Do you use Twitter?
I do - a lot. I like it. It fits my style of living transparently and online - and living transparently online.
My style is not your style. You have your own style (I know, I've observed many of you). I think your style works just fine for you. Mine certainly works well for me.
Have I complained to you about your style? If I did, I probably said something like "I have a problem with the way you did this or that." Only the first four words of that sentence mean anything. Really. Trust me. I know me and this is the truth.
Welcome to the Buffet!
I've been influenced in my life and career. It's happening even now - daily almost. I'm working for a superb manager. Working for him is like going to Manager School every day. He's so good at it, he makes management fun and (gasp) appealing.
He accomplished this by enjoying his job. I know this sounds crazy, but that's how it happened.
It's like life is a giant buffet and he piled a bunch of management on his plate, took a bite, and said "This tastes great!" It made me want to try some.

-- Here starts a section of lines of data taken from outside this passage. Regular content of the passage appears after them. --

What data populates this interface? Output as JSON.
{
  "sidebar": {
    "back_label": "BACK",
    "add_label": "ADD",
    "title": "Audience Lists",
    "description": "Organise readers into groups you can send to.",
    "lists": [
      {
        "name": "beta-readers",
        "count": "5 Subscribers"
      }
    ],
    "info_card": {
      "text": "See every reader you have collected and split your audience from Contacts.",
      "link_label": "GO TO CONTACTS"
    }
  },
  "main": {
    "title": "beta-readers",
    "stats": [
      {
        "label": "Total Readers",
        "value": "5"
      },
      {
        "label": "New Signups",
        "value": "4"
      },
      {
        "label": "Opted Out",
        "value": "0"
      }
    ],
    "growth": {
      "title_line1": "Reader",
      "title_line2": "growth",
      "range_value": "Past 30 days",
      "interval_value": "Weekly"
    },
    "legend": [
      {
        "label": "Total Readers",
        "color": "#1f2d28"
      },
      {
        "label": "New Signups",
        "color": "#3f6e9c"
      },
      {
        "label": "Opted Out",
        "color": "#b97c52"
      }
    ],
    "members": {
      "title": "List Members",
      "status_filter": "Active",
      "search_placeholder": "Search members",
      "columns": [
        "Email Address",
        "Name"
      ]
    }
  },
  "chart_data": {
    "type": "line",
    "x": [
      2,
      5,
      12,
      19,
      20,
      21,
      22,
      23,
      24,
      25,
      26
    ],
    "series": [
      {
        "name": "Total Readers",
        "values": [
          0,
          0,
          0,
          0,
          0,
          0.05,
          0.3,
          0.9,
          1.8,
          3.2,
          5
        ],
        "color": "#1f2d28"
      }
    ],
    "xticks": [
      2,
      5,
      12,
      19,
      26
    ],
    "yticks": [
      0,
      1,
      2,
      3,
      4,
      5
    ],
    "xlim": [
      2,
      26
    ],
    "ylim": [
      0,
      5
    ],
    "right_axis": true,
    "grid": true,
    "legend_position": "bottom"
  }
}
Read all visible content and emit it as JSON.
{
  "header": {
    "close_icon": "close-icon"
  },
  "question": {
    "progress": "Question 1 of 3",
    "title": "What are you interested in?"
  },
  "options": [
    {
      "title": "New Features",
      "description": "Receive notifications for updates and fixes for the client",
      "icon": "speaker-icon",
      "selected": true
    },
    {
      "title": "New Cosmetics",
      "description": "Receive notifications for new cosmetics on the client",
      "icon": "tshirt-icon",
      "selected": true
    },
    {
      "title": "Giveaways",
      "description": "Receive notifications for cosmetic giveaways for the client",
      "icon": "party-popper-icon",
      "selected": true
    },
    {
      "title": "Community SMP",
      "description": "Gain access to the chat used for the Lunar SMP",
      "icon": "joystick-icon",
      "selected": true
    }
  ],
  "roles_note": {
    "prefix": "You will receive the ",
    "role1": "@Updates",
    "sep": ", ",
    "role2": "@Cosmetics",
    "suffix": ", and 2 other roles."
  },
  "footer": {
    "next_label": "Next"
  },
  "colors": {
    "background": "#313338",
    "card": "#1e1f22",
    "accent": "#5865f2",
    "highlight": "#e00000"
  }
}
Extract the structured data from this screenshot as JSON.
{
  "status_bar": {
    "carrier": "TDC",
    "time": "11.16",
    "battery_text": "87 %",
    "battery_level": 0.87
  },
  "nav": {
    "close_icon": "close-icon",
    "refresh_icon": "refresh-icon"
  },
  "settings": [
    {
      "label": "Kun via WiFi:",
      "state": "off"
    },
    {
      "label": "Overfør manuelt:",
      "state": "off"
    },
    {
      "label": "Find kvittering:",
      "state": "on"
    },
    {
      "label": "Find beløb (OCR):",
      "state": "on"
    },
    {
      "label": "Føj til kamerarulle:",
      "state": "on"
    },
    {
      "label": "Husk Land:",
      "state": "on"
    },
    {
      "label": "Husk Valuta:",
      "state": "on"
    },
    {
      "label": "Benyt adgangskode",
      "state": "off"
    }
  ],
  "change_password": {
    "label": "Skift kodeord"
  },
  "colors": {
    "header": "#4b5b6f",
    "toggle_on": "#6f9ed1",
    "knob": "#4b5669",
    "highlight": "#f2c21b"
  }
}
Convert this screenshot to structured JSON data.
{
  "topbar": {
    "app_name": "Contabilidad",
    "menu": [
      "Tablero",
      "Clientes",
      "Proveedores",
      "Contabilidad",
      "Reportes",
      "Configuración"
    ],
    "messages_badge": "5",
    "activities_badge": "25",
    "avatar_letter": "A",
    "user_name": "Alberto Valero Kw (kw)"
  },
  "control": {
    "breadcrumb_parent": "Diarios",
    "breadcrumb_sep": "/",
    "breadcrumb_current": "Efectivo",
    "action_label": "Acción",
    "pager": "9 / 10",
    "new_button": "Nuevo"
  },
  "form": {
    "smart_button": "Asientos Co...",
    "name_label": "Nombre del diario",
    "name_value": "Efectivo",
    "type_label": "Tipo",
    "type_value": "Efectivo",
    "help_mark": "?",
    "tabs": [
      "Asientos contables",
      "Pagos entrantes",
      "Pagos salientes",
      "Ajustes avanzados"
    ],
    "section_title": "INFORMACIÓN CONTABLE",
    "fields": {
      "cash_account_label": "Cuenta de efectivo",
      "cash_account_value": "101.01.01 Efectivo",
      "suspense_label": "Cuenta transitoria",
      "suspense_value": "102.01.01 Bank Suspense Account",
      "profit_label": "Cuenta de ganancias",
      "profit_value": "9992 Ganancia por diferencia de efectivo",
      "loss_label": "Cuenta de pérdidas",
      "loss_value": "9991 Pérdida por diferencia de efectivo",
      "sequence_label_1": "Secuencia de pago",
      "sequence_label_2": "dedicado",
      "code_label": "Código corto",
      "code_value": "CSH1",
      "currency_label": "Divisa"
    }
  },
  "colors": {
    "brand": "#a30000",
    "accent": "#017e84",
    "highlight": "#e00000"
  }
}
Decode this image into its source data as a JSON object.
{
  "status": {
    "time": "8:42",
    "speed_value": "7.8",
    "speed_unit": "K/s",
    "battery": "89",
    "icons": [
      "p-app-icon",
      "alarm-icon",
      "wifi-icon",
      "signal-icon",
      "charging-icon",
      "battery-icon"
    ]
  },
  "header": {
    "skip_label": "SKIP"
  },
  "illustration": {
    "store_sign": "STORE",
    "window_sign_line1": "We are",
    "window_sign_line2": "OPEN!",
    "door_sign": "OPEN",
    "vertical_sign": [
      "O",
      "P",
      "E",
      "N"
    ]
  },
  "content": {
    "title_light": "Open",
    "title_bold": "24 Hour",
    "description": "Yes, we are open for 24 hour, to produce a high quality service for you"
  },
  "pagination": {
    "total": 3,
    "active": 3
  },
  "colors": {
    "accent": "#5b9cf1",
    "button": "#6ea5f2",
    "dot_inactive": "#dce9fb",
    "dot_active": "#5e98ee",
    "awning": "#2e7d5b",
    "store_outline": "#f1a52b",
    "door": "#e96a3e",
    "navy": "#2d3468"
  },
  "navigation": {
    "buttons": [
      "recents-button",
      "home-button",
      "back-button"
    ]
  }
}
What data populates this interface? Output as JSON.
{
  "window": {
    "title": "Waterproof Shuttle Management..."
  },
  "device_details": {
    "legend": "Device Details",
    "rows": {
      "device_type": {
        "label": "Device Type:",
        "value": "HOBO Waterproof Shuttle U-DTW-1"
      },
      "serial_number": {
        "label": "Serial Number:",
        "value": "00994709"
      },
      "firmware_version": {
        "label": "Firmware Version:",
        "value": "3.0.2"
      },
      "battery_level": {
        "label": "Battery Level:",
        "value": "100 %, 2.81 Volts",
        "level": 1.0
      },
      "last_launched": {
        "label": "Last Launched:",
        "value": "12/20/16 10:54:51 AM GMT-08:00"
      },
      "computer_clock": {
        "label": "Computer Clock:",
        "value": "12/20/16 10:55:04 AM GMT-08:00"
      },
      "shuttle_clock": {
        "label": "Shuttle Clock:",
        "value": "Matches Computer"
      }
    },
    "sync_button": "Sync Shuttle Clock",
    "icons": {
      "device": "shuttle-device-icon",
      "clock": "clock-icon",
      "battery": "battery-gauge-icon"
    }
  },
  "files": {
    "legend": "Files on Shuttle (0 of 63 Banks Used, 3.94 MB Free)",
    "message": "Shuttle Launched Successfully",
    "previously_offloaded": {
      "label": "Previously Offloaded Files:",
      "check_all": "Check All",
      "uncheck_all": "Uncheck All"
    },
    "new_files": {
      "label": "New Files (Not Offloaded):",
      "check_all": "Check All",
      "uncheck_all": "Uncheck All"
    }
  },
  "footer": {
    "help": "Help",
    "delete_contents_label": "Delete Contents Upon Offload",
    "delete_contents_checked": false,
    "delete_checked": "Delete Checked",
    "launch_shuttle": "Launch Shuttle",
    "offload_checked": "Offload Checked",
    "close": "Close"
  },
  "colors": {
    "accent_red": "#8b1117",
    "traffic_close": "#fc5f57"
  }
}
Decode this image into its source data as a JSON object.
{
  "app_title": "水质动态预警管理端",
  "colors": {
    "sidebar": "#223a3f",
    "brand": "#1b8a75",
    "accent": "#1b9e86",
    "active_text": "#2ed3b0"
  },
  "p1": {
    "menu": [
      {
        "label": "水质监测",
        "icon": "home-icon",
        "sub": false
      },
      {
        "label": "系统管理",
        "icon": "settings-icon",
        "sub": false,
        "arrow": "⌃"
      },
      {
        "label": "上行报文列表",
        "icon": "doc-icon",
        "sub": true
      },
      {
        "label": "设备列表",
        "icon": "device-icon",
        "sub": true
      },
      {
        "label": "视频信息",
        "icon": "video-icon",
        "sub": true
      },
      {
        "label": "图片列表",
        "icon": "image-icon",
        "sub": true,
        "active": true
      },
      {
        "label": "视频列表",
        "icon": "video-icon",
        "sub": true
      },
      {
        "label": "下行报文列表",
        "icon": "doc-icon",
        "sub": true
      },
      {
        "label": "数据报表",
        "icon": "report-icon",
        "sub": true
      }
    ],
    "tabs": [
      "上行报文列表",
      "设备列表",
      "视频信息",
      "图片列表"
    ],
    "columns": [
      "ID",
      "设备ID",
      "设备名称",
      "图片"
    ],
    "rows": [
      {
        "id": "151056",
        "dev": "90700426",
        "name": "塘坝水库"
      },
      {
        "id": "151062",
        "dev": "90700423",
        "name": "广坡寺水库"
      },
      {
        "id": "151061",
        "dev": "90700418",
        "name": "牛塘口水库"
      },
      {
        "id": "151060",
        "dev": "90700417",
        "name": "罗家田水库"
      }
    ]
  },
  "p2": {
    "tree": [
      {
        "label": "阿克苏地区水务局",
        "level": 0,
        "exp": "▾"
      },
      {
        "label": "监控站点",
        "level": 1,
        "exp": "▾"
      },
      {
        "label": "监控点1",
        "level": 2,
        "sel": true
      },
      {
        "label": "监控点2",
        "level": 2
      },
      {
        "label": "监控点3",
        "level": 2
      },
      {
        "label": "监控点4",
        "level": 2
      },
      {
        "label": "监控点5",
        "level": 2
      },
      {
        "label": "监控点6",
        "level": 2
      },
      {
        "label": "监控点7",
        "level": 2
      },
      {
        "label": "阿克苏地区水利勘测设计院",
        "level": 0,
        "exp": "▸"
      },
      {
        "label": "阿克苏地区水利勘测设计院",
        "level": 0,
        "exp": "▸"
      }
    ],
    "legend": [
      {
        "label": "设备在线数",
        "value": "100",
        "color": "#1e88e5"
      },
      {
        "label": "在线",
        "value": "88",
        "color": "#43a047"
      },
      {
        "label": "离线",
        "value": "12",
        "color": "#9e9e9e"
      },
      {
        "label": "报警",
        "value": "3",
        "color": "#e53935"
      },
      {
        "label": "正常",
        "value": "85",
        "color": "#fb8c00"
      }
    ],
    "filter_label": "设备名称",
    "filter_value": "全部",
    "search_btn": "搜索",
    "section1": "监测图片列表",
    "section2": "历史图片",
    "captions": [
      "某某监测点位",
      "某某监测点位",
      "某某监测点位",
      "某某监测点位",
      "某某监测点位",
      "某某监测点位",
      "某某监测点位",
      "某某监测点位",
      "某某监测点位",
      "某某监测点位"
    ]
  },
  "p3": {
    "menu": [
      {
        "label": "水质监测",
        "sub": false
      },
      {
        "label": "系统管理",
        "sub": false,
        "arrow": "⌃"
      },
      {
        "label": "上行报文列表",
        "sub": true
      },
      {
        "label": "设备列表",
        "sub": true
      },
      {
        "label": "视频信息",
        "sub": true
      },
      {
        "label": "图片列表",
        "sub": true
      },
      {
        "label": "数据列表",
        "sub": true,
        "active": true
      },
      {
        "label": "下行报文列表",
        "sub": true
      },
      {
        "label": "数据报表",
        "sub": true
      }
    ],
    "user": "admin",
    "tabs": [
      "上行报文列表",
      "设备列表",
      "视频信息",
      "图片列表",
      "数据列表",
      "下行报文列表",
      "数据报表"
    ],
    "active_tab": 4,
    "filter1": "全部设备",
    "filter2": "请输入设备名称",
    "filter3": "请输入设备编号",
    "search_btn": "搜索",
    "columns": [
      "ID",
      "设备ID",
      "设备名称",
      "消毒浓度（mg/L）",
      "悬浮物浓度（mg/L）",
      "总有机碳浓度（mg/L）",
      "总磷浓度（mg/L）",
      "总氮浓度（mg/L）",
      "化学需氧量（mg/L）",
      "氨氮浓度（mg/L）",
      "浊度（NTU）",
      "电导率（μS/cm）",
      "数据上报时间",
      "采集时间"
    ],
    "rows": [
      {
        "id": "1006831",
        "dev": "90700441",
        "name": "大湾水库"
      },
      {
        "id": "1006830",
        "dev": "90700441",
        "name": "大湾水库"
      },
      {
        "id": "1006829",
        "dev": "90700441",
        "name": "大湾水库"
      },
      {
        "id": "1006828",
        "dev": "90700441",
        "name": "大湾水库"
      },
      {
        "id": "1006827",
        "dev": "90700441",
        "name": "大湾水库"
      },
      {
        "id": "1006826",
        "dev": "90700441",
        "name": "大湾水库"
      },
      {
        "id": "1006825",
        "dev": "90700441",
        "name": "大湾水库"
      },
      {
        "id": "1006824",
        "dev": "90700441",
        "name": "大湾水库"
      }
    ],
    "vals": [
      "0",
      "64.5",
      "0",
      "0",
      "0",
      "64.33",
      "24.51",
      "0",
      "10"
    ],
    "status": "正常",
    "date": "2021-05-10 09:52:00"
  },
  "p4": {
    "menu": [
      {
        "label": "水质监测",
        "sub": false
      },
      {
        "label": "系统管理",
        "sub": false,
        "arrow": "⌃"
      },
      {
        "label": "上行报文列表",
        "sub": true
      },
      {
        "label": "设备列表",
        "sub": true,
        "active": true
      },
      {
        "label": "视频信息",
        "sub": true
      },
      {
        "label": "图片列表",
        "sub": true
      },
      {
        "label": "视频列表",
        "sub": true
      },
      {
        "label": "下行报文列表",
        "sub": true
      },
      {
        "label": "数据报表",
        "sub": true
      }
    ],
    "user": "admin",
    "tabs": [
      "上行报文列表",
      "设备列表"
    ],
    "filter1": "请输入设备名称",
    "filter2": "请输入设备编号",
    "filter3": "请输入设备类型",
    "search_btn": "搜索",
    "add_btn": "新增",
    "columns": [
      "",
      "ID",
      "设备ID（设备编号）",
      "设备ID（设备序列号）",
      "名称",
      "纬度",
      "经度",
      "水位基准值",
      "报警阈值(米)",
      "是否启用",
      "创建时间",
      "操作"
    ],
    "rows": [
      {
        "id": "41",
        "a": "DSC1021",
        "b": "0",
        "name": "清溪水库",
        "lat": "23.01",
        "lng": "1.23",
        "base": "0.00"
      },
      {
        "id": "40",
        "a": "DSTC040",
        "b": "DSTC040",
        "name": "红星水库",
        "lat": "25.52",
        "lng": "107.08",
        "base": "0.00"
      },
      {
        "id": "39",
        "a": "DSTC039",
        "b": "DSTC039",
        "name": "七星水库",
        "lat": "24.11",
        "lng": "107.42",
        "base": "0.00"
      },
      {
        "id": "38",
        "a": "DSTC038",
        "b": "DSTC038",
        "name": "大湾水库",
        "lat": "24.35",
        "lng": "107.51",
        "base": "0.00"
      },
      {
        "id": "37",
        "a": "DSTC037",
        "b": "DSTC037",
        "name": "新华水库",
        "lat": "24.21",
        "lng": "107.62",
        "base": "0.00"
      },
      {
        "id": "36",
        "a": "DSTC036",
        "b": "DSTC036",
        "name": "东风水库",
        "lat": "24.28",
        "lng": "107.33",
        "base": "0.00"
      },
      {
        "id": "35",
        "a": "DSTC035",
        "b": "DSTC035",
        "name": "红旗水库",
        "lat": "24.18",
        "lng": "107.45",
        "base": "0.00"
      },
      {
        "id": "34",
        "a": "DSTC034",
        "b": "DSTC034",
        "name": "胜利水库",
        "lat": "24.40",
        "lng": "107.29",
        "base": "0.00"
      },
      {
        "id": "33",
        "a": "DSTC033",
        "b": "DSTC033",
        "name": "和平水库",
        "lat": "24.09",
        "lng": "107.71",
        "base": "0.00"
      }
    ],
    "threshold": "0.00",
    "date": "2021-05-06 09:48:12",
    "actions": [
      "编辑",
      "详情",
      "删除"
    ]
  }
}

The buffet model seems to influence me more than anything else. I see something someone else is enjoying and decide to check it out. Sometimes I like it, sometimes I don't.
If I don't like it, I condemn all buffets everywhere! I'm kidding.
If I don't like it, I condemn this dish as useless and bad for everyone! I'm kidding again.
If I don't like it, I say something (crazy) like "I don't like this" or "I couldn't get this to work for me, at least not right now."
Does Twitter Work For Everyone?
No. I respect a bunch of people who just don't like Twitter. So far as I can tell, it's not their cup of tea. It doesn't fit their style. We covered style already.
That doesn't make them bad people. Or Wrong. Or even wrong about Twitter.
Does Twitter Work For Me?
You bet your boots!
I follow technology people (of course). I follow Star Trek: The Next Generation actors. I follow people who agree with my politics. I follow people who disagree with my politics. I follow people who share my faith. I follow my bank. I follow Nascar people and someone named BassMaster. I follow companies that tweet specials. I follow myself (I have a couple Twitter identities).
I follow thinkers and gamers and bloggers and authors and geeks. I follow my kids and my wife.
I find Twitter is a neat middle-ground between blogging and instant messaging. I describe Twitter as a "quasi-connected" message bus. That has implications and actually started me thinking about this presentation Jessica Moss and I delivered at the PASS Summit 2008.
A few weeks ago I renewed my search for an obscure BBC Radio recording. I have tried to find this recording at least a dozen times in the past, after hearing bits and pieces of it on Richmond public radio a decade ago. Within minutes, the collective that follows me - my tribe - provided three responses with links to three different sites containing information about purchasing the CDs.
Exactly. Either that's something that I tried on the buffet that appeals to you, or it isn't. If you're looking for something obscure, does that mean Twiitter is for you?
It's really about more than that. It's about networking. You can't join Twitter tomorrow and get three answers to your obscure question. First you have to build a network. (I find it ironic that some of the people I admire for their blogs about the career value of networking do not like Twitter. But that's their style...)
Twitter Doesn't Work For Everybody
And it never will. Truth be told, nothing works perfectly for everyone. There's stuff out there I simply do not understand and have made it thus far in my life and career without having to learn. Does that make that knowledge useless to all? Umm no. Does that qualify me to serve as a judge of the technology? I'd argue just the opposite is true... that's kind of like getting marriage advice from your single friends.
If you want to try Twitter, I suggest taking a Test-Driven approach.
How To Get Hundreds Of Followers And Get Nearly-Instant Answers About Obscure BBC Recordings
First, you need hundreds of followers. (This is a paraphrase of one of Steve Martin's routines: How to be a millionaire and not pay taxes. The first line was "First you need a million dollars.")
A good "Twitter test" involves starting with the right test harness or framework. I recommend TweetDeck. TweetDeck is complex. It takes some getting used to. But part of the complexity is you're also getting used to a different way of communicating. So you will need to give it time. I recommend 90 days. You can filter and group people you follow. Take the time to learn to use the tool with the technology. So that's step 1.
Step 2 is to follow people you find interesting. Brent Ozar and Jason Massie are the SQL Server / database / Twitter guys I keep up with. They point to interesting Twitter / SQL Server links and even maintain them. Here's some great advice. Here's some more cool people to follow.
Step 3 is to participate. Join the conversation. Say something! (Well, type something). No one's going to follow you just becasue you're there. And trust me, you have something to add to the conversation.
I only ask one favor: If you don't like what someone is saying, telling them to stop saying it is bad form. Especially on Twitter. That's the social equivalent of yelling "Shut up!" at them while at a crowded party or convention. That's rude. Simply un-follow them or put them in a small TweetDeck group that you occasionally check.
Does Twitter Work For You?